Data for processing Block Start

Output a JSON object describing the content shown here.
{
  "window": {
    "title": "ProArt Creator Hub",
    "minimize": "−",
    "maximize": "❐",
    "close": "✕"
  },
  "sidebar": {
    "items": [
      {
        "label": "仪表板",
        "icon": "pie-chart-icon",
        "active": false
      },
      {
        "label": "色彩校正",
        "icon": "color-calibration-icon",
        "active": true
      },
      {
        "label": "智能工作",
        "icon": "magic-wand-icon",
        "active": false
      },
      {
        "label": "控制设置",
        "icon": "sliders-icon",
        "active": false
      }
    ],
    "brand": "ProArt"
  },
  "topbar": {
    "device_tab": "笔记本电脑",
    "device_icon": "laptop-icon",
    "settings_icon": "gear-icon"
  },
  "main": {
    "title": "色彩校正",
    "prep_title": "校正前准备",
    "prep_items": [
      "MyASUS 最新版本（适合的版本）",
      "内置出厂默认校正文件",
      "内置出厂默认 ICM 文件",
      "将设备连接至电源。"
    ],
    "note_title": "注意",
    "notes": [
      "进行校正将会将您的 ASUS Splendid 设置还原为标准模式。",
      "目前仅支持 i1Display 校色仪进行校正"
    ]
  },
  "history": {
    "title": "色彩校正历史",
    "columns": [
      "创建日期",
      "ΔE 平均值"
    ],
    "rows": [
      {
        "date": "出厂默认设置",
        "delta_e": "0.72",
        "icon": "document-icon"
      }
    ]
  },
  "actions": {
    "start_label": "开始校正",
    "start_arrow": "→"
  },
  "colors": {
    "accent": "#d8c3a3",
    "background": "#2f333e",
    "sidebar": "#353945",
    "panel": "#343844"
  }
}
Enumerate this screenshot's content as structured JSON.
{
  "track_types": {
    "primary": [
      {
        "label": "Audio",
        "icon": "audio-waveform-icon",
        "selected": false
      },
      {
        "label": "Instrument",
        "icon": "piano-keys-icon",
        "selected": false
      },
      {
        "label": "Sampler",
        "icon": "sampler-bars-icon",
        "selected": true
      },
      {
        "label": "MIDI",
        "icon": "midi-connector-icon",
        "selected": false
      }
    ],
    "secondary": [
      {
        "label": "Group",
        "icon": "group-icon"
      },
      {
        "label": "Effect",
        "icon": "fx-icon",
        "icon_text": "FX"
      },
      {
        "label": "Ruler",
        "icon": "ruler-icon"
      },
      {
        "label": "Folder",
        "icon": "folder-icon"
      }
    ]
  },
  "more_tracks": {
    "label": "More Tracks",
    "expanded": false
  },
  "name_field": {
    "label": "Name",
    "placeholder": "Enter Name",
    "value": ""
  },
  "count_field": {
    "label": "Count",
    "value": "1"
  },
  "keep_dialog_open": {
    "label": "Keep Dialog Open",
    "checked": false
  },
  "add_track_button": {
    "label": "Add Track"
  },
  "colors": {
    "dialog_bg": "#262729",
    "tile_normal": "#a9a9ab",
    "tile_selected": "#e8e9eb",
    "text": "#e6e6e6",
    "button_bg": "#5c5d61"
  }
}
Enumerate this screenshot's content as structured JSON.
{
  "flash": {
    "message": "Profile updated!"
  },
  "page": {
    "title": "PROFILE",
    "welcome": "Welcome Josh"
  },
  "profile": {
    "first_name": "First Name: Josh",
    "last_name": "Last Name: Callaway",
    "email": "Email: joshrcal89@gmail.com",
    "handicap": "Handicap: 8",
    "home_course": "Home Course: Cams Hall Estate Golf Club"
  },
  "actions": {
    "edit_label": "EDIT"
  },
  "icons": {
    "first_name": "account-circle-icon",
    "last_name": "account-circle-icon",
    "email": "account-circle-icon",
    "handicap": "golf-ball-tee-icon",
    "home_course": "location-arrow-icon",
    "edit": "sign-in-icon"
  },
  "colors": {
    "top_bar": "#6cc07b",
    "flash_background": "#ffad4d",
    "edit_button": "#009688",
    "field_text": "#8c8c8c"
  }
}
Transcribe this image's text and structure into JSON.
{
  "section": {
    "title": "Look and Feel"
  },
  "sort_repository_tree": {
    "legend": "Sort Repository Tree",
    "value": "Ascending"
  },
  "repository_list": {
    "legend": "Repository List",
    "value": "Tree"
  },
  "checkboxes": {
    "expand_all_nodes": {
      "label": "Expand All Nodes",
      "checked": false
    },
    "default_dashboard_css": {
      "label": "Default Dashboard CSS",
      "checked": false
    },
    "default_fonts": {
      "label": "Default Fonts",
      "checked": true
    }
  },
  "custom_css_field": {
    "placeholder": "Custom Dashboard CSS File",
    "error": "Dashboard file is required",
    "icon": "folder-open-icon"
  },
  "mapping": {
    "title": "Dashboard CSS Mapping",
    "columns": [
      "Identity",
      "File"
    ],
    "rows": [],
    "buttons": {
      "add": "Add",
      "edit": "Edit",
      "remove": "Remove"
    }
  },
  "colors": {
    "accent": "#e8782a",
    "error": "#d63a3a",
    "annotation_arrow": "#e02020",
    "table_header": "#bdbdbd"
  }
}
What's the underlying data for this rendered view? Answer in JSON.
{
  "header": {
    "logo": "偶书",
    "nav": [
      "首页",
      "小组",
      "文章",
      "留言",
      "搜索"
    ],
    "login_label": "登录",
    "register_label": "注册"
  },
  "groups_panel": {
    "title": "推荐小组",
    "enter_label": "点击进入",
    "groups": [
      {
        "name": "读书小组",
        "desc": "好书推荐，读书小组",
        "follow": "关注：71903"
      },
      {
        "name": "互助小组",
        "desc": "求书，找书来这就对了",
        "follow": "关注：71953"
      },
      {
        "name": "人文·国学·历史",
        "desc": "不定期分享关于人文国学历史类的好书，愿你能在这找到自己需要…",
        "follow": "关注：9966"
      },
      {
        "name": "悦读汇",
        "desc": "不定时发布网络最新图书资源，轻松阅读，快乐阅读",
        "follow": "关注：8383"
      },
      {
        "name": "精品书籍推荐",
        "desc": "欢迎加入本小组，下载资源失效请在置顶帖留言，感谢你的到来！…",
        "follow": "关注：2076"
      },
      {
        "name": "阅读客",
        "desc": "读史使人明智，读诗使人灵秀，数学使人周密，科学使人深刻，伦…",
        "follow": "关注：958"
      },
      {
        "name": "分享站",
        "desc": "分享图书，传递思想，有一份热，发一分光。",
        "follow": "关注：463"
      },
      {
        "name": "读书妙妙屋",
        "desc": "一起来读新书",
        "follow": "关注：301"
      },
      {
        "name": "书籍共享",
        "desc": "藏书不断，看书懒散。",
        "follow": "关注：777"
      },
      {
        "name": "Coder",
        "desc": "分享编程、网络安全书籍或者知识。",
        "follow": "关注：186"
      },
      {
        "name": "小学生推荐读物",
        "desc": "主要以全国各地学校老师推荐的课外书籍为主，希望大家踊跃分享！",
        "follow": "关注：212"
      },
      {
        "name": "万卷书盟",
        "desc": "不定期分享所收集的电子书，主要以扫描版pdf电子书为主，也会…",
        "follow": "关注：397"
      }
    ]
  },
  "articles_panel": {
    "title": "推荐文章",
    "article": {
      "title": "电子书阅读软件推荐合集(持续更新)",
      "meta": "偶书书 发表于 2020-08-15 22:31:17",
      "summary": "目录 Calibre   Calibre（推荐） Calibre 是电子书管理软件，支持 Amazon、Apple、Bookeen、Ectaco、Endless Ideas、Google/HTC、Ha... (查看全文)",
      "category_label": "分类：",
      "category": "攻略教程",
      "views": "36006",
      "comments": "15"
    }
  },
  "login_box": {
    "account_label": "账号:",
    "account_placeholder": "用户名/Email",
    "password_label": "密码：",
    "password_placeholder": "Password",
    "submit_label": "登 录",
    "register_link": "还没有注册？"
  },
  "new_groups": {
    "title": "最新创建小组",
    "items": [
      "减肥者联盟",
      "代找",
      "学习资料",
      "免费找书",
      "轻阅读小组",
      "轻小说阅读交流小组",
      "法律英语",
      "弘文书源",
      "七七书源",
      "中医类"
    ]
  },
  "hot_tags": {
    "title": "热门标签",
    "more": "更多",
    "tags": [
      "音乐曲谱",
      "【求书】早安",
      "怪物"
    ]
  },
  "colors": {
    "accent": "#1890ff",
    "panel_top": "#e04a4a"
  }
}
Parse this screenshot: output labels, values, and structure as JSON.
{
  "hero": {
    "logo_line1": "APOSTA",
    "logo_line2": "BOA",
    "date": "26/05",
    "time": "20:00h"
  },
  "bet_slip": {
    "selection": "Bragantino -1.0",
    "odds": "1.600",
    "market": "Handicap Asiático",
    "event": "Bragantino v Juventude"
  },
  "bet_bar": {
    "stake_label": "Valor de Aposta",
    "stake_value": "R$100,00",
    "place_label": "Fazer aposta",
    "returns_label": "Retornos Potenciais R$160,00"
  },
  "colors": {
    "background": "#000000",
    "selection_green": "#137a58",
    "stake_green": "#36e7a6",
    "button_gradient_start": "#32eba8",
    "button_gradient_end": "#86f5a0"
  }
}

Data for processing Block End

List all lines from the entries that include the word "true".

### Written answer
        "active": true
        "selected": true
      "checked": true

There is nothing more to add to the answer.